Heard about the secret tunnels that crisscross beneath the UC Irvine campus? Or the “real” reason Aldrich Park is hilly?
Like countless other universities around the world, UCI has its own distinctive legends and lore that have emerged to shed light on campus mysteries.
“People tell legends because they are a way of explaining things that are either a little frightening or out of their control,” said Carol Burke, UCI folklore expert and religious studies director.
Campus legends – whether frightening or just plain funny – ought to be more than a footnote to academic life.
Following is a crash course from historians and experts at UCI Libraries on five popular and persistent tales.
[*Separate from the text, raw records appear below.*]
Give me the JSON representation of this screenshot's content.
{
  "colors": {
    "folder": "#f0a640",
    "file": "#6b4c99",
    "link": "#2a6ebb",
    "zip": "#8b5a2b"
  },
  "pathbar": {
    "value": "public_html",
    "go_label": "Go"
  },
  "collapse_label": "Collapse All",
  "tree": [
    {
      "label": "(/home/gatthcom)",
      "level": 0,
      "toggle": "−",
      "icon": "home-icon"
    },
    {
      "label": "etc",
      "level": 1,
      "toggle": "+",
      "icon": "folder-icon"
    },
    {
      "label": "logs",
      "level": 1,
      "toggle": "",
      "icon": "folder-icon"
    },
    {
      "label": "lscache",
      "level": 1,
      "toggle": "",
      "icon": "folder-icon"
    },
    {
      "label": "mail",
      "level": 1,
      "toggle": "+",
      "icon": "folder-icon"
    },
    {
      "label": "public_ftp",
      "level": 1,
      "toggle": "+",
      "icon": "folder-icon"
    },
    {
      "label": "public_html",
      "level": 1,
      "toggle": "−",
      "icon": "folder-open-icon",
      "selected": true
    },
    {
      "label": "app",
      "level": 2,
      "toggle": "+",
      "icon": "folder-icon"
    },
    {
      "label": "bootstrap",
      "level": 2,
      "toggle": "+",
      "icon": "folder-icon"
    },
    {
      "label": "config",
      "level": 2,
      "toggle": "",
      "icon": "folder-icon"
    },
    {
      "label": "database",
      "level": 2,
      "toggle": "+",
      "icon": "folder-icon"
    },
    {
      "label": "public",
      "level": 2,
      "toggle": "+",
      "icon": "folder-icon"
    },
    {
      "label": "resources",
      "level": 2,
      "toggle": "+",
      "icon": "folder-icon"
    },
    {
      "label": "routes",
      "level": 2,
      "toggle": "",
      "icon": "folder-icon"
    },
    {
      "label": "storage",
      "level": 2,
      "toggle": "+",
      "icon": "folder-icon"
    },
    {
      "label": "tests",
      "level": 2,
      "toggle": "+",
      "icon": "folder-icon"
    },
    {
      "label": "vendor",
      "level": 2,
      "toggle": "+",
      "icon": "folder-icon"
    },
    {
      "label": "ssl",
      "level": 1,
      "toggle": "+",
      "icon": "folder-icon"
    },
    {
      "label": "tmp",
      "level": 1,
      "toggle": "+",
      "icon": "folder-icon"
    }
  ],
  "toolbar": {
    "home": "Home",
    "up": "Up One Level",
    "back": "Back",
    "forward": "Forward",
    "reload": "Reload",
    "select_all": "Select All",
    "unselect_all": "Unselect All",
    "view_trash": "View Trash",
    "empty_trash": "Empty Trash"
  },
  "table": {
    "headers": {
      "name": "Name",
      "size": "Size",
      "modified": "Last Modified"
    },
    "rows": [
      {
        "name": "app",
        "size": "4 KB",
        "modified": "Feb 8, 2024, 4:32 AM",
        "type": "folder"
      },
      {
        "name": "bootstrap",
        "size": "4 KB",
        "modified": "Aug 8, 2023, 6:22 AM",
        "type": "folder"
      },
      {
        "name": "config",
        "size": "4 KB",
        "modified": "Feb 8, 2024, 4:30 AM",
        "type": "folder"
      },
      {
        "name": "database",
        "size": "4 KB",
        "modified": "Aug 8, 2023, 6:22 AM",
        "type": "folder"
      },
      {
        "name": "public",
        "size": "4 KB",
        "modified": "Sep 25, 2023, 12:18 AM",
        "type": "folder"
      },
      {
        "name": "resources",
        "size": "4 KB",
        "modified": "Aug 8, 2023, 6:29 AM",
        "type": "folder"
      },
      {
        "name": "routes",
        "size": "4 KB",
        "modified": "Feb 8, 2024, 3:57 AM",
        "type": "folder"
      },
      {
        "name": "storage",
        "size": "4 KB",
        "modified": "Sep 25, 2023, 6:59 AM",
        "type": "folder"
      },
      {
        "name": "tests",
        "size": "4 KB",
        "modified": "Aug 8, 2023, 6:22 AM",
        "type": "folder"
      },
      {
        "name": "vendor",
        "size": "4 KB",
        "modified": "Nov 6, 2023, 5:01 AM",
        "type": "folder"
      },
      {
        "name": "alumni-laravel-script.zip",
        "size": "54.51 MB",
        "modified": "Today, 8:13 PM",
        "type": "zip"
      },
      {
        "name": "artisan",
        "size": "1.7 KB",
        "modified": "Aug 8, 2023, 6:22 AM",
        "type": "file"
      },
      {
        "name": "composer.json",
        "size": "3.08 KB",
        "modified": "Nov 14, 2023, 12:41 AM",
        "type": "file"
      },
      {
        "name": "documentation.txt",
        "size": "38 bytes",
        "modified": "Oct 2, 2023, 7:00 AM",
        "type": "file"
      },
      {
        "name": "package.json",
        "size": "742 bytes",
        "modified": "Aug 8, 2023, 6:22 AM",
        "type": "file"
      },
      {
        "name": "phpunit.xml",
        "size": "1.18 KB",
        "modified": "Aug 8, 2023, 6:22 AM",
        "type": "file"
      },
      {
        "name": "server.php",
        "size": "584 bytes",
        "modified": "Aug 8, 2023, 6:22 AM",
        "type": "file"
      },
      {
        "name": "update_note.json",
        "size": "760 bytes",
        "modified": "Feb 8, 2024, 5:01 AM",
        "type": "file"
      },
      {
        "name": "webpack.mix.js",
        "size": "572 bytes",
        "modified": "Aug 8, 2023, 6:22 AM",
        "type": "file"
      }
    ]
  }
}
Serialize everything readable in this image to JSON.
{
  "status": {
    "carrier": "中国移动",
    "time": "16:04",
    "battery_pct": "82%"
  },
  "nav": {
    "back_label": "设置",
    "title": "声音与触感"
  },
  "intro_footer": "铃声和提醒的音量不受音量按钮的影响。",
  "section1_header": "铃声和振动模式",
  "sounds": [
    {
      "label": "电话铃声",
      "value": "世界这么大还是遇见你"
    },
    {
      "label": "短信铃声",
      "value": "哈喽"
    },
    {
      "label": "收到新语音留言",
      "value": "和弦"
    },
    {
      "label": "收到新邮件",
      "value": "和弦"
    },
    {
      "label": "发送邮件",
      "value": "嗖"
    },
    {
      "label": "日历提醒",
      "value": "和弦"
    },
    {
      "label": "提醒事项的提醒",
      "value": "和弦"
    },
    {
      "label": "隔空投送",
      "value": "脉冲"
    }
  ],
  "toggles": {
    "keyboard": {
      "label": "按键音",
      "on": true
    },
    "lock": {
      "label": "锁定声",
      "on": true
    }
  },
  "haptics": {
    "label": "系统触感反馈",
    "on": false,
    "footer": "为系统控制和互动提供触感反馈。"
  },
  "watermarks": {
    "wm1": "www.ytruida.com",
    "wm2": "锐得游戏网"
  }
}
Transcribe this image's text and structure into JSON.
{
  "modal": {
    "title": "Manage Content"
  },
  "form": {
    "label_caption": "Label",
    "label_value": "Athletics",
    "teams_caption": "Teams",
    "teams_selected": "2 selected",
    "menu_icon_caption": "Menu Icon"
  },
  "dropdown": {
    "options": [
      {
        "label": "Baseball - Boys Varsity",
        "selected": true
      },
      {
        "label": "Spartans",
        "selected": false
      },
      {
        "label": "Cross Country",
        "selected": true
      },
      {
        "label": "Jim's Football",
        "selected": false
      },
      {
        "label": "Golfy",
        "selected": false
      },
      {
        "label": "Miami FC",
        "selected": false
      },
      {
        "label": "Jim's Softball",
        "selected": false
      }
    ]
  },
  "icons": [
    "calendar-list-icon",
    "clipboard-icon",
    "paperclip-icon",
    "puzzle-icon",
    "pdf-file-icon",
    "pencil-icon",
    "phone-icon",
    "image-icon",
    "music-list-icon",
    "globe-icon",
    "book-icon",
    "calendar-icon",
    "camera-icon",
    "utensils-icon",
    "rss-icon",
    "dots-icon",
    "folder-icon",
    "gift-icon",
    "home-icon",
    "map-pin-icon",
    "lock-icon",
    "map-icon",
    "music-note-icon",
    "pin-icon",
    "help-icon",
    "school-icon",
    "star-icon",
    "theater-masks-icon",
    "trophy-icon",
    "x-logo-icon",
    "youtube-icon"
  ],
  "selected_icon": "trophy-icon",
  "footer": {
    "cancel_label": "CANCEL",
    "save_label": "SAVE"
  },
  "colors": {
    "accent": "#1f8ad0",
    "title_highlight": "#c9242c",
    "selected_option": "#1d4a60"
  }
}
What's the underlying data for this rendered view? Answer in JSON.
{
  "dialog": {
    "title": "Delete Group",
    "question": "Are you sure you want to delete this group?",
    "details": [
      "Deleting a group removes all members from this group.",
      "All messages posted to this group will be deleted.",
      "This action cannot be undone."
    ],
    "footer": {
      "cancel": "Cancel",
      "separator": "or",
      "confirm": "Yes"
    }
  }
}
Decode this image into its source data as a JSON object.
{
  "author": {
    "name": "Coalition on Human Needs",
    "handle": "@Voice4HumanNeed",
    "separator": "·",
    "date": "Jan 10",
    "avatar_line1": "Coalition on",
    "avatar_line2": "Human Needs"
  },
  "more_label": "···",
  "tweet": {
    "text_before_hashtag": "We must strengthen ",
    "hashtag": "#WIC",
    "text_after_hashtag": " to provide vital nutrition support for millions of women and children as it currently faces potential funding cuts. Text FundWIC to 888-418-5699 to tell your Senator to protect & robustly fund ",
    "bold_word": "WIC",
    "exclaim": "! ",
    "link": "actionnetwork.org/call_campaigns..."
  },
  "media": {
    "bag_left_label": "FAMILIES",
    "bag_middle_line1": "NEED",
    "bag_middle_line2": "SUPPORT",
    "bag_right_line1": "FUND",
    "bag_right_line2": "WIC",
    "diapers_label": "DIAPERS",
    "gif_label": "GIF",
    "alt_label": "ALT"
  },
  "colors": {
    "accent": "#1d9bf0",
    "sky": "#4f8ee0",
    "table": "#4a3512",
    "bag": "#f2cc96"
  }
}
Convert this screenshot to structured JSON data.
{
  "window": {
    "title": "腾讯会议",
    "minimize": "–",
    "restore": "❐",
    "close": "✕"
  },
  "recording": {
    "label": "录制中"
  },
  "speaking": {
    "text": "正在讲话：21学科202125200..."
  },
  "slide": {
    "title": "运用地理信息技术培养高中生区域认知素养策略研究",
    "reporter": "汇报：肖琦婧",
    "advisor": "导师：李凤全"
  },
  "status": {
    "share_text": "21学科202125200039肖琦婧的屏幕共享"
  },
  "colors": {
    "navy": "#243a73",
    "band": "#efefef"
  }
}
The legend: A subterranean tunnel system was built beneath Ring Mall as an escape route for faculty and an entry point for the National Guard in case of student protests.
The truth: Tunnels really do exist underneath the campus, but their purpose is far more practical. They house an intricate system of heating and cooling pipes as well as electric, phone and data wires. The underground tunnel concept is not unique to UCI. Other universities such as UCLA, Stanford and Johns Hopkins also have them – each with their own accompanying legends.
The legend: William Pereira, the architect who designed UCI’s original buildings, intentionally planned them so unruly agitators wouldn’t be able to scale the buildings easily. The buildings’ distinct windows were recessed in such a way that bystanders below would be protected from falling glass in case the windows were broken during a riot.
The truth: Pereira designed UCI’s original buildings in the Brutalist style, a popular architectural style in the 1950s-1970s that emphasized repetitive, geometric forms. UC San Diego’s Geisel Library – also designed by Pereira in the 1960s – is a famous example of this style. A practical issue with the “broken windows” theory is that the outside alcoves aren’t actually deep enough to prevent broken glass from falling below.
Clark Kerr’s napkin
The legend: Clark Kerr, UC president when UCI opened, first conceived the campus’s concentric layout while scribbling notes on a napkin.
The truth: There is some truth to this one. In fact, in a conversation with William Pereira and Daniel Aldrich, UCI’s founding chancellor, Kerr really did draw a circle with the names of disciplines around it. This simple diagram resulted in an early version of the campus design that would later evolve into Ring Mall. So, the napkin story is real, but where is the actual napkin now? There’s the mystery. Neither UCI nor UC Berkeley, where Kerr served as chancellor before being appointed UC president in 1958, have located the fabled napkin in their collections. Kerr died in 2003 at the age of 92.
The legend: Aldrich Park was designed with hills to discourage protests and demonstrations, the strategy being that there wouldn’t be enough flat ground for large groups to assemble.
The truth: This legend is perhaps another product of UCI’s opening during the student activist days of the sixties. Originally called “Campus Park” before it was renamed for UCI’s first chancellor in 1984, it was designed to create a peaceful urban environment – not to limit student free speech. Coincidentally Kerr, who helped conceive of the campus’ original design, persuaded the UC Regents in 1966 to allow political activities and demonstrations on campus despite escalating confrontations at UC Berkeley. The move was unpopular with the conservative leadership of the UC Regents as well as newly elected Gov. Ronald Reagan, and it cost Kerr his presidency in 1967. Contrary to the legend, the park provides an ideal location for large groups to gather for special events. UCI’s commencement ceremonies, annual open house and occasional concert series have drawn crowds of up to 20,000.
Science (fiction) Library?
The legend: The UCI Science Library looks curiously similar to Starship Enterprise and could be an homage to the famous “Star Trek” sci-fi franchise.
The truth: The Science Library was designed by James Stirling and Michael Wilford and was completed two years after Stirling’s death in 1992. Stirling, one of the most influential architects of the second half of the 20th century, is known for his ability to draw inspiration from a wide range of styles, including classical, Baroque and modern. Is “Star Trek” also on that list? Extremely doubtful, though as with any artistic work, it’s open to interpretation. Compare the two for yourself: the UCI Science Library (first-floor blueprint) and the USS Enterprise.